▶ AIM OF THE EXERCISE
Omit the images, then repeat the listing exactly.

▶ SUPPLIED RECORDS
-=-=-

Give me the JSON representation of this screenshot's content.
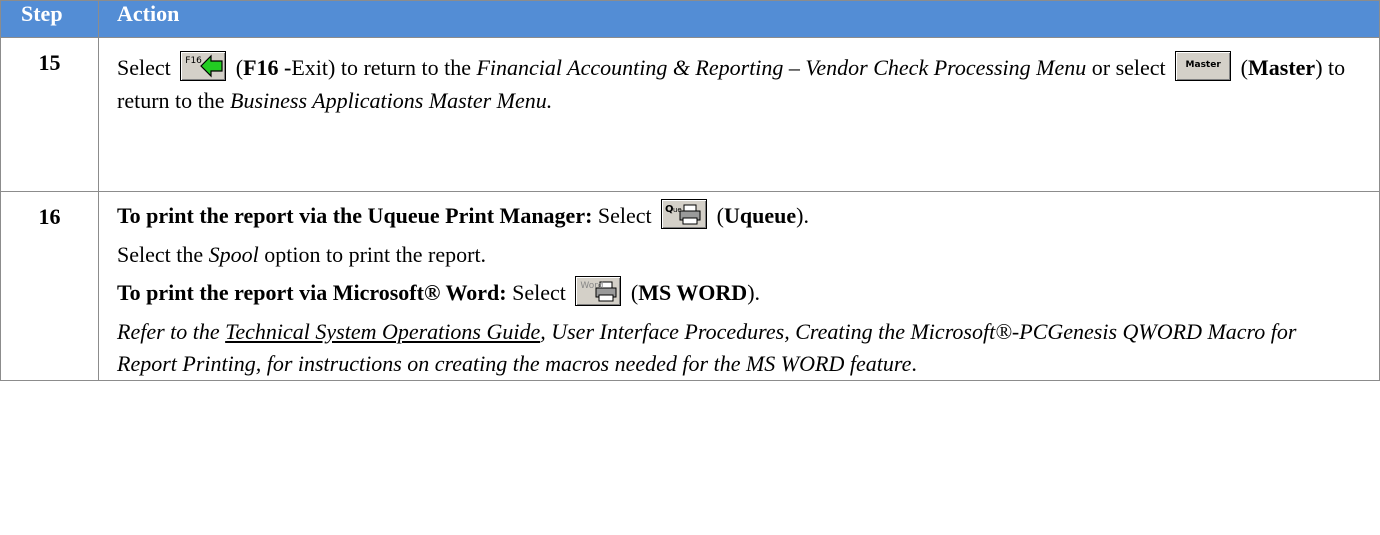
{
  "header": {
    "step": "Step",
    "action": "Action"
  },
  "row15": {
    "step": "15",
    "t1": "Select ",
    "f16_icon_text": "F16",
    "t2": " (",
    "t3": "F16 -",
    "t4": "Exit) to return to the ",
    "t5": "Financial Accounting & Reporting – Vendor Check Processing Menu",
    "t6": " or select ",
    "master_icon_text": "Master",
    "t7": " (",
    "t8": "Master",
    "t9": ") to return to the ",
    "t10": "Business Applications Master Menu."
  },
  "row16": {
    "step": "16",
    "uq_lead": "To print the report via the Uqueue Print Manager:",
    "uq_select": "  Select ",
    "uq_open": " (",
    "uq_bold": "Uqueue",
    "uq_close": ").",
    "spool1": "Select the ",
    "spool2": "Spool",
    "spool3": " option to print the report.",
    "word_lead": "To print the report via Microsoft® Word:",
    "word_select": "  Select ",
    "word_icon_text": "Word",
    "word_open": " (",
    "word_bold": "MS WORD",
    "word_close": ").",
    "ref1": "Refer to the ",
    "ref_link": "Technical System Operations Guide",
    "ref2": ", User Interface Procedures, Creating the Microsoft®-PCGenesis QWORD Macro for Report Printing, for instructions on creating the macros needed for the MS WORD feature",
    "ref3": "."
  },
  "colors": {
    "header_bg": "#538dd5",
    "header_text": "#ffffff",
    "border": "#8c8c8c"
  },
  "icons": [
    "f16-exit-arrow-icon",
    "master-button-icon",
    "uqueue-printer-icon",
    "word-printer-icon"
  ]
}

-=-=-

▶ RESPONSE AREA
Give me the JSON representation of this screenshot's content.
{
  "header": {
    "step": "Step",
    "action": "Action"
  },
  "row15": {
    "step": "15",
    "t1": "Select ",
    "f16_icon_text": "F16",
    "t2": " (",
    "t3": "F16 -",
    "t4": "Exit) to return to the ",
    "t5": "Financial Accounting & Reporting – Vendor Check Processing Menu",
    "t6": " or select ",
    "master_icon_text": "Master",
    "t7": " (",
    "t8": "Master",
    "t9": ") to return to the ",
    "t10": "Business Applications Master Menu."
  },
  "row16": {
    "step": "16",
    "uq_lead": "To print the report via the Uqueue Print Manager:",
    "uq_select": "  Select ",
    "uq_open": " (",
    "uq_bold": "Uqueue",
    "uq_close": ").",
    "spool1": "Select the ",
    "spool2": "Spool",
    "spool3": " option to print the report.",
    "word_lead": "To print the report via Microsoft® Word:",
    "word_select": "  Select ",
    "word_icon_text": "Word",
    "word_open": " (",
    "word_bold": "MS WORD",
    "word_close": ").",
    "ref1": "Refer to the ",
    "ref_link": "Technical System Operations Guide",
    "ref2": ", User Interface Procedures, Creating the Microsoft®-PCGenesis QWORD Macro for Report Printing, for instructions on creating the macros needed for the MS WORD feature",
    "ref3": "."
  },
  "colors": {
    "header_bg": "#538dd5",
    "header_text": "#ffffff",
    "border": "#8c8c8c"
  },
  "icons": [
    "f16-exit-arrow-icon",
    "master-button-icon",
    "uqueue-printer-icon",
    "word-printer-icon"
  ]
}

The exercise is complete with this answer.